As a result of the Spanish-American war the US successfully took the Philippines, despite some spirited Spanish defence. But local leaders in the Philippines sought independence.
In their view one Colonial Power had been replaced with another, by another name. The patriots opposed US occupation and a long drawn out, bloody war resulted, during which some six thousand US troops were killed and an estimated quarter of a million Filipinos died. Many US liberals, like Mark Twain, were appalled.
During the US campaign to take control of the Philippines, Pearl Harbour and Camp McKinley became a stopover for troops en-route.
Yet it was not until the Russo-Japanese War (1904-5), when the growing naval power of Japan became evident, that serious military development took place.

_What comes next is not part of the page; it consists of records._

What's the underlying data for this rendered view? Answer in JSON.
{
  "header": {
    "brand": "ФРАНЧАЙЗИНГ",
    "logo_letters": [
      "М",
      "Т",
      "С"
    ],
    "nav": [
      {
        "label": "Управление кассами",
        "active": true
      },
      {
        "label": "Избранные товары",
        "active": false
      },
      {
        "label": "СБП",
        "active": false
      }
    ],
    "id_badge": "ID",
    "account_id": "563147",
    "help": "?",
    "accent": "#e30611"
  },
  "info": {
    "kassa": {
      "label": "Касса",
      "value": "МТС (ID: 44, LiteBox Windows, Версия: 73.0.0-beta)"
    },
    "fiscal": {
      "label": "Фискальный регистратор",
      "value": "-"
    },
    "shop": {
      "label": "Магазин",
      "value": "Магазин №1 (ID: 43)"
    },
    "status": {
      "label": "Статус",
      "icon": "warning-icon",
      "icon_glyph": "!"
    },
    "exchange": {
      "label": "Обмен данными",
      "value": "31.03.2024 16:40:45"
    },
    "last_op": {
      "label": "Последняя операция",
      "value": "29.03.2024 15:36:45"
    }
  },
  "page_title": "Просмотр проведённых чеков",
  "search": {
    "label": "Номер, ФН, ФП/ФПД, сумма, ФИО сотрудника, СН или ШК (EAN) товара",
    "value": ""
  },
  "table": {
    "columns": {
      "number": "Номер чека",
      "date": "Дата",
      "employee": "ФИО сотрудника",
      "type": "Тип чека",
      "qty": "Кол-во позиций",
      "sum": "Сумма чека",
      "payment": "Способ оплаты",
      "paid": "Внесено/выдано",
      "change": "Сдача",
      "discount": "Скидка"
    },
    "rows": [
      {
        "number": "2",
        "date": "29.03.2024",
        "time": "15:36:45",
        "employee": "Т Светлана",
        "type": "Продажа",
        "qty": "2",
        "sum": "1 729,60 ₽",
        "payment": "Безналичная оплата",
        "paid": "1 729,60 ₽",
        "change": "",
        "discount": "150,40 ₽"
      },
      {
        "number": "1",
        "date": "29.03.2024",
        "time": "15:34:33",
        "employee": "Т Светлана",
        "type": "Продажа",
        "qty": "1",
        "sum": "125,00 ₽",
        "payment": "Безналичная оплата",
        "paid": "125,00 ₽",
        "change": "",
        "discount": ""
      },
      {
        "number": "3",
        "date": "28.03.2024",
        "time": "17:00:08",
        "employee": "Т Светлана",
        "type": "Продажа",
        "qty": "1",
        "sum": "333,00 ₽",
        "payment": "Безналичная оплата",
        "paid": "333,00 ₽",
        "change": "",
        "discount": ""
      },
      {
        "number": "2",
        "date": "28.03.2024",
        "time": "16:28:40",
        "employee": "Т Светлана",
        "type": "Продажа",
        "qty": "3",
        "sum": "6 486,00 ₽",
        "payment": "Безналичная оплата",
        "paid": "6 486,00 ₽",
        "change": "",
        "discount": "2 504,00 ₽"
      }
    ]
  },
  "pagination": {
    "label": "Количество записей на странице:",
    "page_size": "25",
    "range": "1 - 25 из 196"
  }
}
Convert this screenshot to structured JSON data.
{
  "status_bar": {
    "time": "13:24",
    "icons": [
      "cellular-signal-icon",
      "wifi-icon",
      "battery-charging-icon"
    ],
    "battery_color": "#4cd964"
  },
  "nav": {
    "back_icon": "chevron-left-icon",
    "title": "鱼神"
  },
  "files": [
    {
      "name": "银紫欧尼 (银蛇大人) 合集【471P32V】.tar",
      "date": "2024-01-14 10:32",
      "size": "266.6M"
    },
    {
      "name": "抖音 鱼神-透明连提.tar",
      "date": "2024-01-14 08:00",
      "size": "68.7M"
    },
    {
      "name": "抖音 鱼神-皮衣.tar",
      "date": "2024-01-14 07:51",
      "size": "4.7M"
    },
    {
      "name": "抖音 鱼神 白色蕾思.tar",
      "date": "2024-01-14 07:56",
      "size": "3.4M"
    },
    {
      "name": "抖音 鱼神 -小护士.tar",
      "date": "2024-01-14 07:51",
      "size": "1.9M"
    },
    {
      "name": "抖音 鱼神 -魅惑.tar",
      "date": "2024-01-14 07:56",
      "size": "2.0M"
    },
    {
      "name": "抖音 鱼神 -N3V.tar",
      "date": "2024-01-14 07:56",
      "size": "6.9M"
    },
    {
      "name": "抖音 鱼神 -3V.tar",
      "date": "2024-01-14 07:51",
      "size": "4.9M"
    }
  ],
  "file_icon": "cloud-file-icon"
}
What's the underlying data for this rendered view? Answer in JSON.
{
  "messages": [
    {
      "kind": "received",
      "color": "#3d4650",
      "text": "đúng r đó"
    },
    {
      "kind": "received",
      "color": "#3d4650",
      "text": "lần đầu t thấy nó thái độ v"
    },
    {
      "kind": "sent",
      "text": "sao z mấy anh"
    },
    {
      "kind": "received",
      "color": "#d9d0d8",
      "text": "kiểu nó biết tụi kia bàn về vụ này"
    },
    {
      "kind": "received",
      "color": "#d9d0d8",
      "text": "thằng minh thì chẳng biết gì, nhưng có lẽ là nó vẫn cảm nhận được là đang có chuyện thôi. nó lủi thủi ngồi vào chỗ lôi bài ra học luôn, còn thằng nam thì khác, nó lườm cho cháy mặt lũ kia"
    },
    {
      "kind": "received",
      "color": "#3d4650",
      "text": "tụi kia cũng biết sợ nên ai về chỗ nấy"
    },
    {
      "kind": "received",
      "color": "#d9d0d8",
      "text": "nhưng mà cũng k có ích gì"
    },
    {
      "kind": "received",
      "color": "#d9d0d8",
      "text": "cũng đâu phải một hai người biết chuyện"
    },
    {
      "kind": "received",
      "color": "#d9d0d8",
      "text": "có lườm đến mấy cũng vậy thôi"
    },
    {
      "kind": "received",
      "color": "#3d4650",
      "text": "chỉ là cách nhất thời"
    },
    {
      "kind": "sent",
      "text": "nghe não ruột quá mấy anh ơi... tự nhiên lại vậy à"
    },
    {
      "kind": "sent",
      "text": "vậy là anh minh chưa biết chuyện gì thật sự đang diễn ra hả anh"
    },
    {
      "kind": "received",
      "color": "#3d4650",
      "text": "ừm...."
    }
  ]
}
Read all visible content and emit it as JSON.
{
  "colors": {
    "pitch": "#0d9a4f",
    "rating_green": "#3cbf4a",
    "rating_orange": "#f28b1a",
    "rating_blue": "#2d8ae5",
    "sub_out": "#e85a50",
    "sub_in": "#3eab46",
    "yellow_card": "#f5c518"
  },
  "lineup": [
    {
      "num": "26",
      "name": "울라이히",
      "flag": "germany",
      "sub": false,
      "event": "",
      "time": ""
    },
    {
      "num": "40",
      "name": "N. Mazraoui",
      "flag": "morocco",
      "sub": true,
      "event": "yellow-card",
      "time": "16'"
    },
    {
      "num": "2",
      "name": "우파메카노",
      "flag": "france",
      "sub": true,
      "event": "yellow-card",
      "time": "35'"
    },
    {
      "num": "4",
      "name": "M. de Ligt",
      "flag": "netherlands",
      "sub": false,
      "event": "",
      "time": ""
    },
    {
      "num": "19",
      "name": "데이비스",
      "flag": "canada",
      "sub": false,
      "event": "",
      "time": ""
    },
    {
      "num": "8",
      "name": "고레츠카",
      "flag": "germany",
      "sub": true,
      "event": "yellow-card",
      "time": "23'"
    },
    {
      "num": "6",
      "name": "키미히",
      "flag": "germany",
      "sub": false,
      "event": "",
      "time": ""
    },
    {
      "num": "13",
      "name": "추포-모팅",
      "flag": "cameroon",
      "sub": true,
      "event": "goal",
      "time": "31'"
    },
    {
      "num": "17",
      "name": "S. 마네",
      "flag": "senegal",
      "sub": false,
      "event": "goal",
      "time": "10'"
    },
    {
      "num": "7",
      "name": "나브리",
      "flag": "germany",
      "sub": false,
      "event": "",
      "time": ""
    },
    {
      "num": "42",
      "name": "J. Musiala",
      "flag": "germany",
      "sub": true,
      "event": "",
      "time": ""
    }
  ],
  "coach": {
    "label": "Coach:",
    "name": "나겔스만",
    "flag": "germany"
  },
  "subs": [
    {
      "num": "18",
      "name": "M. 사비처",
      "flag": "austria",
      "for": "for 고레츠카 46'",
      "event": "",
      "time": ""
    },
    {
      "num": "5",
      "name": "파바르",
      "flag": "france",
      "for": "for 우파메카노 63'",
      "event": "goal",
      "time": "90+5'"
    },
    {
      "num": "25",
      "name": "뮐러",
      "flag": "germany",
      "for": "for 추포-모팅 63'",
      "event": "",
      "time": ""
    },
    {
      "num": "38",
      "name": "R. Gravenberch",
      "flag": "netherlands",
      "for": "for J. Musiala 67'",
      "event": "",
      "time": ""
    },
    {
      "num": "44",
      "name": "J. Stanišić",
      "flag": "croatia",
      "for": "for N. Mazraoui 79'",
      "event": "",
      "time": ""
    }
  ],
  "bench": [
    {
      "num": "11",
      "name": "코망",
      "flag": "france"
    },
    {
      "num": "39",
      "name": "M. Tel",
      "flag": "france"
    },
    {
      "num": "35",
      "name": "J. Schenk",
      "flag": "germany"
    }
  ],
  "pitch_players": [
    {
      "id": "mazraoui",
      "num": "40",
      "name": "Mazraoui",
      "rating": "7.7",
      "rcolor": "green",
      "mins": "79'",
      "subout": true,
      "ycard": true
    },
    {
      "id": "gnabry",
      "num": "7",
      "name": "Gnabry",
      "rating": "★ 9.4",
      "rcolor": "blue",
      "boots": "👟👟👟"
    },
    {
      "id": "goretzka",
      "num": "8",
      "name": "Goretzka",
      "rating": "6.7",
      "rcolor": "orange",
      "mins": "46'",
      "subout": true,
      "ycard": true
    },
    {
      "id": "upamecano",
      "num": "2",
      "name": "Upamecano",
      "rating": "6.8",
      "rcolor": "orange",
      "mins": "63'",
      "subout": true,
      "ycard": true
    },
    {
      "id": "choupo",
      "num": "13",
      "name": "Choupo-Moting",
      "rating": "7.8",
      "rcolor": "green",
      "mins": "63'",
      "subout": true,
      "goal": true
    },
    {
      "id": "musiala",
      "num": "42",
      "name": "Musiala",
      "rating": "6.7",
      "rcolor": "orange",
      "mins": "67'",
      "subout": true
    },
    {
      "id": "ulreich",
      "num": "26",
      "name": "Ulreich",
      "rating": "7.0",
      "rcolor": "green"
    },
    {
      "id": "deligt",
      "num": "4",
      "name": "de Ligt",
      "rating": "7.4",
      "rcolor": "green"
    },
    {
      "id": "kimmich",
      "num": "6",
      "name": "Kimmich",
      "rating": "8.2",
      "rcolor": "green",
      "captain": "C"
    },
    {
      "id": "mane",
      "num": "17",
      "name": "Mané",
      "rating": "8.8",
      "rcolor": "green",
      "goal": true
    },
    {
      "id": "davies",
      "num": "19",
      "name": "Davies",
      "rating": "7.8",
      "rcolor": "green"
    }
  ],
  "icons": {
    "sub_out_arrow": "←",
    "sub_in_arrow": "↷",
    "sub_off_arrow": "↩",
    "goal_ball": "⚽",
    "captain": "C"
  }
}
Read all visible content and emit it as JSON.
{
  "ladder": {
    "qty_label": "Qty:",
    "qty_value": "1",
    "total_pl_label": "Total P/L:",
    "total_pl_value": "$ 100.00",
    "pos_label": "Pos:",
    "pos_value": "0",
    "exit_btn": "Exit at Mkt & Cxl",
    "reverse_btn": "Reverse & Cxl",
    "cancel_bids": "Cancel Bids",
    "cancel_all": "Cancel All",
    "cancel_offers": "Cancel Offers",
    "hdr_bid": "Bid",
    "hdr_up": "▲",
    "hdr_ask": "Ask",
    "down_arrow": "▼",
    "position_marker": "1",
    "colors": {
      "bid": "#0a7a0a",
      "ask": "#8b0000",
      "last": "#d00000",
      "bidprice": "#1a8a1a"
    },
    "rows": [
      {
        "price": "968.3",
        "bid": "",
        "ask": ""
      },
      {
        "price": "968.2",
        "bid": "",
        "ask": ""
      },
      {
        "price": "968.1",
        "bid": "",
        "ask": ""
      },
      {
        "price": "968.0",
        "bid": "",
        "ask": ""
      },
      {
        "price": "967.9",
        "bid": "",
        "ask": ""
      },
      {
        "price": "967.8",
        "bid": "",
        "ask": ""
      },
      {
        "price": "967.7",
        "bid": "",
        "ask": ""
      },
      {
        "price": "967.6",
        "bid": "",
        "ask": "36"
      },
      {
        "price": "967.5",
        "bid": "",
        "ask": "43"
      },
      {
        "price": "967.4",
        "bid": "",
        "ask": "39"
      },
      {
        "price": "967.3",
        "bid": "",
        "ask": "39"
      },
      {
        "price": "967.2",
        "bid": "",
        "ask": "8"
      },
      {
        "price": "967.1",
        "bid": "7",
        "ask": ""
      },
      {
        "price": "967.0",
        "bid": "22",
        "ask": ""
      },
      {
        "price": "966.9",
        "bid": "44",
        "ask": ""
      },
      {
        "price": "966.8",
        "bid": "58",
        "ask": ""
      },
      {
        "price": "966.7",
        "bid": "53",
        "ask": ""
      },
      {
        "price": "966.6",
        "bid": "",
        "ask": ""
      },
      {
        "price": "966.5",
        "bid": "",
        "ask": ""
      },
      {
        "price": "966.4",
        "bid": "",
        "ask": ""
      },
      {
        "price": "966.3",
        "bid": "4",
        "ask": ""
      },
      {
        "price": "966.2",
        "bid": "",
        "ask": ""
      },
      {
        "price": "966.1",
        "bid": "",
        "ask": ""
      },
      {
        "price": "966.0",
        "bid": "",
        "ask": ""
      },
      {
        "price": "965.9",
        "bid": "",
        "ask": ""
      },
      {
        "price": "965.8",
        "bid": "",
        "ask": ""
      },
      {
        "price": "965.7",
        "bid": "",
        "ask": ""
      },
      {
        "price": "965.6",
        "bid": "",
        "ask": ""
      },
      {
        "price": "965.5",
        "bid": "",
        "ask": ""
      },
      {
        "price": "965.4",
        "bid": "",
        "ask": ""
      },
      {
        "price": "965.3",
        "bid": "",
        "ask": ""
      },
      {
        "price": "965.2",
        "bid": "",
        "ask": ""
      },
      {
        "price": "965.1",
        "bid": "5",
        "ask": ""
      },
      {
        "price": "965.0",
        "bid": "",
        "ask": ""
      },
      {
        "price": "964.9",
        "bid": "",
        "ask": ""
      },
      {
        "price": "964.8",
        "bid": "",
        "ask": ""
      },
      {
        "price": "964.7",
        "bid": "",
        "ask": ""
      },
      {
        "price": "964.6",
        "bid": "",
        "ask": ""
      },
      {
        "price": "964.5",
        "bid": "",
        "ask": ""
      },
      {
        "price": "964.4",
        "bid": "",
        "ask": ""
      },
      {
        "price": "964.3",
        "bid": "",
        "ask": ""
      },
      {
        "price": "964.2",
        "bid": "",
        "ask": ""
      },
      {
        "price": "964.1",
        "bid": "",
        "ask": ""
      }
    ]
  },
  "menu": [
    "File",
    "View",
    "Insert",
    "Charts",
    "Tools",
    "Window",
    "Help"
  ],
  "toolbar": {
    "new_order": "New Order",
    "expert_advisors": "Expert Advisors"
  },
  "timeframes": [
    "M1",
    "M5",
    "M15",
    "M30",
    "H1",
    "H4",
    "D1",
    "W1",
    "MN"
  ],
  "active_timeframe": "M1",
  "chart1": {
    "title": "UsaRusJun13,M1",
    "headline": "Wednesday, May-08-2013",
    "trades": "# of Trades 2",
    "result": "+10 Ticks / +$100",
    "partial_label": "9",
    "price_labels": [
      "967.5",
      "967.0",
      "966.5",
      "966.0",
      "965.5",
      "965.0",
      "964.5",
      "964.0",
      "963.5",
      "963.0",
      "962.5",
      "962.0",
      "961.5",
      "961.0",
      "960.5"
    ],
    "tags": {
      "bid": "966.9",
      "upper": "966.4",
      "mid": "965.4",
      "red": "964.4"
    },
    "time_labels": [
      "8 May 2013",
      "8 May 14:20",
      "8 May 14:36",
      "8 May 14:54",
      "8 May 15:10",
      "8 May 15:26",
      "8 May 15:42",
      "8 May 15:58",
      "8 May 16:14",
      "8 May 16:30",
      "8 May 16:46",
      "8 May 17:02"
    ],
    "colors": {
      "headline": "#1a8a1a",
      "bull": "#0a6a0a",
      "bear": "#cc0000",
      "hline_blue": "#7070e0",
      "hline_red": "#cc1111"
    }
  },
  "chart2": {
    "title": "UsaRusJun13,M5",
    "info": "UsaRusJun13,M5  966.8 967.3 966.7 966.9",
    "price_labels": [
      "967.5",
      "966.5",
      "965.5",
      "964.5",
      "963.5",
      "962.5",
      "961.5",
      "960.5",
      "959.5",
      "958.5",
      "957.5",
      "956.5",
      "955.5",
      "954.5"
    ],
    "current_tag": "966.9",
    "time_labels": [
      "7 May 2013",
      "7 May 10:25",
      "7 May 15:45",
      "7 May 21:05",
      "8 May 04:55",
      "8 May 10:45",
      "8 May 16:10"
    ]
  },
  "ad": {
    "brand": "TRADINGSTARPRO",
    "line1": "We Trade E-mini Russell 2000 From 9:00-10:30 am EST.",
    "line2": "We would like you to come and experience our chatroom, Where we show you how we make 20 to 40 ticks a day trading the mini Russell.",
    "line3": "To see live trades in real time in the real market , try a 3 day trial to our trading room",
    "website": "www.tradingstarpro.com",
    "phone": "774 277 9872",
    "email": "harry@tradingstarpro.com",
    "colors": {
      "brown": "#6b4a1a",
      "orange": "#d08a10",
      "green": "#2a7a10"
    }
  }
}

This foreign investment at last delivered some of the economic benefits longed-for by the white business community.
Large scale military investment began in 1908 and the first large US warship of a new Pacific Fleet entered the newly developed Pearl Harbour Naval Base in 1911.
Japan's growing empire - Pearl Harbour Museum
At the beginning of the First World War the US proclaimed neutrality. So nine German naval vessels sought sanctuary from the Japanese Navy.
Today it sounds odd that German warships fled the Japanese. But nine years earlier, in 1905, Japan had virtually annihilated the Russian Pacific Fleet: sinking 34 ships, including seven battleships. 4,380 Russians died and 5,917 were taken prisoner. 117 Japanese were killed.
During the First World War the Japanese were on Britain's side. So when the US eventually entered the war in support of these allies they captured nine German ships the first day. Nevertheless, it was becoming obvious that: 'the enemy of my enemy is my friend', and that Japanese and US territorial interests, particularly over the Philippines, would eventually clash.
The US had constructed among the world's most elaborate fortifications around Manilla Harbour and Subic Bay in the Philippines. Now the whole island of Oahu was fortified to become virtually impregnable to Japanese attack by sea. Several forts protected possible Japanese approaches with huge 14 inch 'disappearing guns' that could destroy a ship over the horizon, taking advantage of the island's high lookouts as well as aircraft for targeting.
Should a Japanese battleship somehow get within their visual range the big guns were protected by impregnable concrete bunkers and only appeared (popped-up) briefly to fire. Good quality roads provided quick military access to possible landing points for tanks and field guns. Soon primitive radar would scan the skies overhead.
From this impregnable harbour the world's most advanced battleships could steam out to meet the Japanese should they be foolish enough to engage with the United States of America. These great ships were anchored line astern and two abreast to protect the inner row in the event that they were attacked by air. This was most unlikely in any case as the harbour was too shallow for a conventional submarine and too shallow for aircraft launched torpedoes. Deck armour on the battleships was believed to be too thick for bombs to penetrate. Land and carrier based fighter aircraft assured air superiority.
The US and Japan were not the only powers around the Pacific. The British had a similarly 'impregnable' naval base in Singapore and Sydney Harbour too was protected by disappearing guns. Even Darwin Harbour in Australia's far north was protected by massive shore based guns and fighter aircraft. To the north of Australia the Dutch had the Surabaya Naval base in Java with similar defences and an allied fleet.
In each location, every-day military thinking was dominated by their pride and confidence in this technology. Troops practiced and re-practiced using it, but also frolicked in the sun, confident in their defences and assured that security lay in eternal vigilance. No one appreciated how vulnerable they were to innovative military tactics and superior aircraft technology.